A custom leather seat cover was created by their friend Luis over at luisleatherstuff.com, showing the traditional 33 logo (3rd letter of the alphabet is c = cc Chappell Customs) and stained to look vintage. The build then moved over to the engine while Rob was in town to help with the tear down.
The engine was recently rebuilt but still got cleaned, degreased, soda and walnut blasted, fitted with new piston rings, honed cylinders, valves re-lapped and all gaskets and seals replaced. Chris also machined a custom tach plug to eliminate the stock tach gear that sticks out of the right side cover, and a custom hydraulic clutch was fitted into the left side cover. For electricals the bike uses a Boyer ignition system, a Sparx capacitor, and a PMA (permanent magnet alternator). This bike is capable of running battery-less. Chris also designed and fabricated a custom 2 into 1 aluminum intake system running a single 36mm carb.
Chris, with help from wife Jessica, made some custom leather grips and a matching battery bag also stained in the antique style of the seat.
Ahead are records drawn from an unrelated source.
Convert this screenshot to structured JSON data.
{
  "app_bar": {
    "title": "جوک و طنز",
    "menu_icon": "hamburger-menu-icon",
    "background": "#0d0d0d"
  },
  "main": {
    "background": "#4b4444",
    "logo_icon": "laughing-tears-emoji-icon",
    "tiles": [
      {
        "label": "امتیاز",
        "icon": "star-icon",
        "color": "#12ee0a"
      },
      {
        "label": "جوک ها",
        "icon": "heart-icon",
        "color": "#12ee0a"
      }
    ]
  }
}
With the arrival of a new baby and time at a premium the build stalled for a while over the winter. Small components were being created by Chris in L.A as well as a 200 square foot garage addition to help make room for the expanding machine shop and Rob was busy on his own builds back in Canada. Fast forward 7 months to July and Rob was back in L.A. to help get the build finalized.
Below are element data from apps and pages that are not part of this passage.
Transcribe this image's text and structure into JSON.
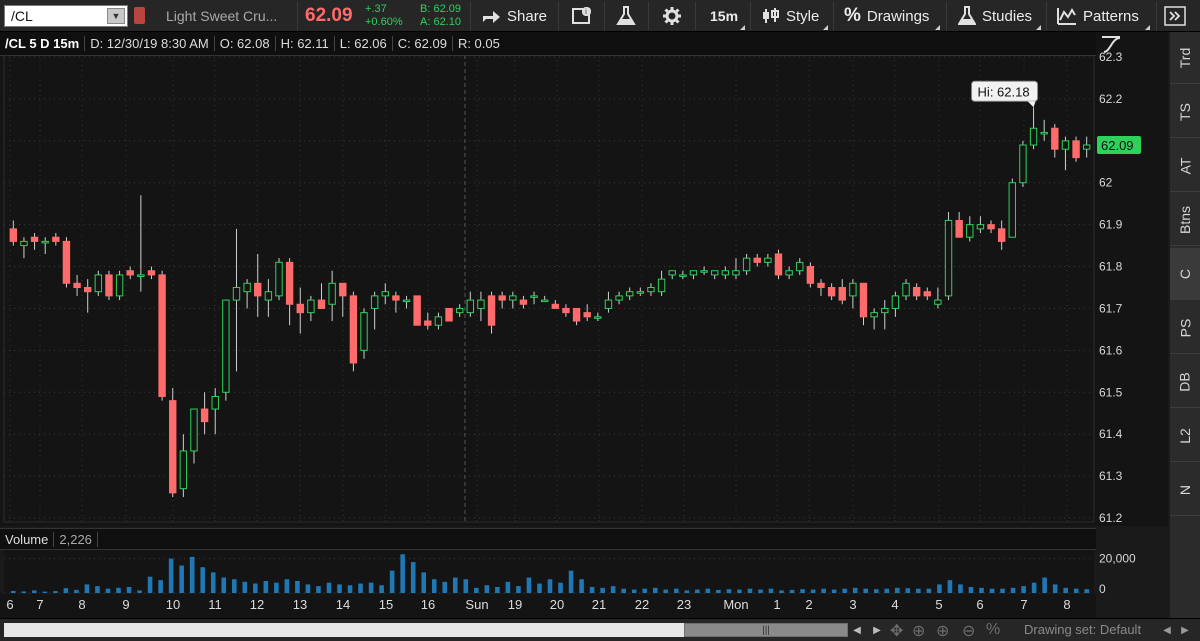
{
  "toolbar": {
    "symbol": "/CL",
    "description": "Light Sweet Cru...",
    "last": "62.09",
    "change": "+.37",
    "change_pct": "+0.60%",
    "bid": "B: 62.09",
    "ask": "A: 62.10",
    "share_label": "Share",
    "timeframe_label": "15m",
    "style_label": "Style",
    "drawings_label": "Drawings",
    "studies_label": "Studies",
    "patterns_label": "Patterns"
  },
  "info_bar": {
    "symbol_period": "/CL 5 D 15m",
    "datetime": "D: 12/30/19 8:30 AM",
    "open": "O: 62.08",
    "high": "H: 62.11",
    "low": "L: 62.06",
    "close": "C: 62.09",
    "range": "R: 0.05"
  },
  "volume_bar": {
    "label": "Volume",
    "value": "2,226"
  },
  "side_tabs": [
    "Trd",
    "TS",
    "AT",
    "Btns",
    "C",
    "PS",
    "DB",
    "L2",
    "N"
  ],
  "side_active": "C",
  "x_axis_labels": [
    "6",
    "7",
    "8",
    "9",
    "10",
    "11",
    "12",
    "13",
    "14",
    "15",
    "16",
    "Sun",
    "19",
    "20",
    "21",
    "22",
    "23",
    "Mon",
    "1",
    "2",
    "3",
    "4",
    "5",
    "6",
    "7",
    "8"
  ],
  "bottom": {
    "drawing_set": "Drawing set: Default"
  },
  "colors": {
    "up": "#2fd15a",
    "down": "#ff6b6b",
    "volume": "#1f77b4",
    "price_tag": "#2fd15a"
  },
  "chart_data": [
    {
      "type": "candlestick",
      "title": "/CL 5 D 15m",
      "ylim": [
        61.2,
        62.3
      ],
      "yticks": [
        62.3,
        62.2,
        62.1,
        62,
        61.9,
        61.8,
        61.7,
        61.6,
        61.5,
        61.4,
        61.3,
        61.2
      ],
      "ytick_labels": [
        "62.3",
        "62.2",
        "62.1",
        "62",
        "61.9",
        "61.8",
        "61.7",
        "61.6",
        "61.5",
        "61.4",
        "61.3",
        "61.2"
      ],
      "current_price": 62.09,
      "current_price_label": "62.09",
      "annotation": "Hi: 62.18",
      "annotation_price": 62.18,
      "candles": [
        [
          61.89,
          61.91,
          61.85,
          61.86
        ],
        [
          61.85,
          61.87,
          61.82,
          61.86
        ],
        [
          61.87,
          61.88,
          61.84,
          61.86
        ],
        [
          61.86,
          61.87,
          61.83,
          61.86
        ],
        [
          61.87,
          61.88,
          61.85,
          61.86
        ],
        [
          61.86,
          61.87,
          61.75,
          61.76
        ],
        [
          61.76,
          61.78,
          61.73,
          61.75
        ],
        [
          61.75,
          61.77,
          61.69,
          61.74
        ],
        [
          61.74,
          61.79,
          61.73,
          61.78
        ],
        [
          61.78,
          61.79,
          61.72,
          61.73
        ],
        [
          61.73,
          61.79,
          61.72,
          61.78
        ],
        [
          61.79,
          61.8,
          61.77,
          61.78
        ],
        [
          61.78,
          61.97,
          61.74,
          61.78
        ],
        [
          61.79,
          61.8,
          61.77,
          61.78
        ],
        [
          61.78,
          61.79,
          61.48,
          61.49
        ],
        [
          61.48,
          61.51,
          61.25,
          61.26
        ],
        [
          61.27,
          61.4,
          61.25,
          61.36
        ],
        [
          61.36,
          61.45,
          61.33,
          61.46
        ],
        [
          61.46,
          61.5,
          61.4,
          61.43
        ],
        [
          61.46,
          61.51,
          61.4,
          61.49
        ],
        [
          61.5,
          61.55,
          61.48,
          61.72
        ],
        [
          61.72,
          61.89,
          61.55,
          61.75
        ],
        [
          61.74,
          61.77,
          61.7,
          61.76
        ],
        [
          61.76,
          61.83,
          61.68,
          61.73
        ],
        [
          61.72,
          61.77,
          61.68,
          61.74
        ],
        [
          61.73,
          61.82,
          61.72,
          61.81
        ],
        [
          61.81,
          61.82,
          61.66,
          61.71
        ],
        [
          61.71,
          61.75,
          61.64,
          61.69
        ],
        [
          61.69,
          61.73,
          61.67,
          61.72
        ],
        [
          61.72,
          61.76,
          61.7,
          61.7
        ],
        [
          61.71,
          61.79,
          61.67,
          61.76
        ],
        [
          61.76,
          61.76,
          61.68,
          61.73
        ],
        [
          61.73,
          61.74,
          61.55,
          61.57
        ],
        [
          61.6,
          61.7,
          61.58,
          61.69
        ],
        [
          61.7,
          61.74,
          61.65,
          61.73
        ],
        [
          61.73,
          61.76,
          61.71,
          61.74
        ],
        [
          61.73,
          61.74,
          61.69,
          61.72
        ],
        [
          61.72,
          61.73,
          61.7,
          61.72
        ],
        [
          61.73,
          61.73,
          61.66,
          61.66
        ],
        [
          61.67,
          61.69,
          61.65,
          61.66
        ],
        [
          61.66,
          61.69,
          61.65,
          61.68
        ],
        [
          61.7,
          61.7,
          61.67,
          61.67
        ],
        [
          61.69,
          61.71,
          61.68,
          61.7
        ],
        [
          61.69,
          61.74,
          61.68,
          61.72
        ],
        [
          61.7,
          61.74,
          61.67,
          61.72
        ],
        [
          61.73,
          61.74,
          61.64,
          61.66
        ],
        [
          61.73,
          61.74,
          61.7,
          61.72
        ],
        [
          61.72,
          61.74,
          61.7,
          61.73
        ],
        [
          61.72,
          61.73,
          61.7,
          61.71
        ],
        [
          61.73,
          61.74,
          61.71,
          61.73
        ],
        [
          61.72,
          61.73,
          61.72,
          61.72
        ],
        [
          61.71,
          61.72,
          61.7,
          61.7
        ],
        [
          61.7,
          61.71,
          61.68,
          61.69
        ],
        [
          61.7,
          61.7,
          61.66,
          61.67
        ],
        [
          61.69,
          61.71,
          61.67,
          61.68
        ],
        [
          61.68,
          61.69,
          61.67,
          61.68
        ],
        [
          61.7,
          61.74,
          61.69,
          61.72
        ],
        [
          61.72,
          61.74,
          61.71,
          61.73
        ],
        [
          61.73,
          61.75,
          61.72,
          61.74
        ],
        [
          61.74,
          61.75,
          61.73,
          61.74
        ],
        [
          61.74,
          61.76,
          61.73,
          61.75
        ],
        [
          61.74,
          61.79,
          61.73,
          61.77
        ],
        [
          61.78,
          61.79,
          61.77,
          61.79
        ],
        [
          61.78,
          61.79,
          61.77,
          61.78
        ],
        [
          61.78,
          61.79,
          61.77,
          61.79
        ],
        [
          61.79,
          61.8,
          61.78,
          61.79
        ],
        [
          61.78,
          61.79,
          61.77,
          61.79
        ],
        [
          61.78,
          61.8,
          61.77,
          61.79
        ],
        [
          61.78,
          61.82,
          61.77,
          61.79
        ],
        [
          61.79,
          61.83,
          61.78,
          61.82
        ],
        [
          61.82,
          61.83,
          61.8,
          61.81
        ],
        [
          61.81,
          61.83,
          61.8,
          61.82
        ],
        [
          61.83,
          61.84,
          61.77,
          61.78
        ],
        [
          61.78,
          61.8,
          61.77,
          61.79
        ],
        [
          61.79,
          61.82,
          61.78,
          61.81
        ],
        [
          61.8,
          61.81,
          61.75,
          61.76
        ],
        [
          61.76,
          61.77,
          61.73,
          61.75
        ],
        [
          61.75,
          61.76,
          61.72,
          61.73
        ],
        [
          61.75,
          61.77,
          61.71,
          61.72
        ],
        [
          61.73,
          61.77,
          61.7,
          61.76
        ],
        [
          61.76,
          61.76,
          61.66,
          61.68
        ],
        [
          61.68,
          61.7,
          61.65,
          61.69
        ],
        [
          61.69,
          61.72,
          61.65,
          61.7
        ],
        [
          61.7,
          61.74,
          61.68,
          61.73
        ],
        [
          61.73,
          61.77,
          61.72,
          61.76
        ],
        [
          61.75,
          61.76,
          61.72,
          61.73
        ],
        [
          61.74,
          61.75,
          61.72,
          61.73
        ],
        [
          61.71,
          61.75,
          61.7,
          61.72
        ],
        [
          61.73,
          61.93,
          61.72,
          61.91
        ],
        [
          61.91,
          61.93,
          61.87,
          61.87
        ],
        [
          61.87,
          61.92,
          61.86,
          61.9
        ],
        [
          61.89,
          61.92,
          61.88,
          61.9
        ],
        [
          61.9,
          61.91,
          61.88,
          61.89
        ],
        [
          61.89,
          61.91,
          61.84,
          61.86
        ],
        [
          61.87,
          62.01,
          61.87,
          62.0
        ],
        [
          62.0,
          62.1,
          61.99,
          62.09
        ],
        [
          62.09,
          62.18,
          62.08,
          62.13
        ],
        [
          62.12,
          62.15,
          62.1,
          62.12
        ],
        [
          62.13,
          62.14,
          62.06,
          62.08
        ],
        [
          62.08,
          62.11,
          62.03,
          62.1
        ],
        [
          62.1,
          62.11,
          62.05,
          62.06
        ],
        [
          62.08,
          62.11,
          62.06,
          62.09
        ]
      ]
    },
    {
      "type": "bar",
      "title": "Volume",
      "ylim": [
        0,
        25000
      ],
      "yticks": [
        20000,
        0
      ],
      "ytick_labels": [
        "20,000",
        "0"
      ],
      "values": [
        1200,
        900,
        1500,
        800,
        1100,
        2800,
        1800,
        5000,
        4000,
        2500,
        3000,
        3500,
        1500,
        9500,
        7500,
        20000,
        16000,
        21000,
        15000,
        12000,
        9000,
        8000,
        6500,
        5500,
        7000,
        6000,
        8000,
        7000,
        5000,
        4000,
        6000,
        5000,
        4500,
        5500,
        6000,
        4500,
        13000,
        22500,
        18000,
        12000,
        8000,
        6500,
        9000,
        8000,
        3000,
        4500,
        3500,
        6500,
        4000,
        9000,
        5500,
        8000,
        6000,
        13000,
        8000,
        3500,
        3000,
        4000,
        2500,
        2000,
        2500,
        3000,
        2000,
        2500,
        1500,
        2000,
        2500,
        1800,
        2200,
        2000,
        2500,
        2000,
        2500,
        1500,
        1800,
        2200,
        2000,
        2500,
        2000,
        2500,
        3000,
        2500,
        2200,
        2500,
        3000,
        2800,
        2500,
        2500,
        5000,
        7500,
        5000,
        3500,
        3000,
        2500,
        2500,
        3000,
        4000,
        6000,
        9000,
        5000,
        3000,
        2500,
        2226
      ],
      "xtick_labels": [
        "6",
        "7",
        "8",
        "9",
        "10",
        "11",
        "12",
        "13",
        "14",
        "15",
        "16",
        "Sun",
        "19",
        "20",
        "21",
        "22",
        "23",
        "Mon",
        "1",
        "2",
        "3",
        "4",
        "5",
        "6",
        "7",
        "8"
      ]
    }
  ]
}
Many of the parts Chris had already powdercoated, so a lot of the bikes theme discussions were based around colors already selected. Once Rob was there in person, things started to change. They stripped the first color of powdercoating off the wheels so they could finish the bike in the new theme’s direction as dark wheels no longer suited the build. “We had been discussing themes for the bike over emails and phone calls and knew we didn’t want to go with a flashy paint scheme that would detract from all the work put into the bike, but those dark wheels weren’t cutting it” says Rob. “I wanted it understated and classic, not disco, something like a pint of my favorite dark beer,” says Rob and “Stout 33” was born.
From the cream wheels nestled inside the dark metallic bronze frame with copper accents, the dark engine rising up to the frothy head of cream on top, we think we achieved our goals on this build. Classic Custom built Cool – indeed.
While it took much longer than our typical builds we feel the end product was worth the wait. We weren’t trying to go over the top or “strange for strange sake,” but remain elegant and functional with extreme attention to detail and that overall ride ability we strive for in every build. We hope you like it – Chappell Customs.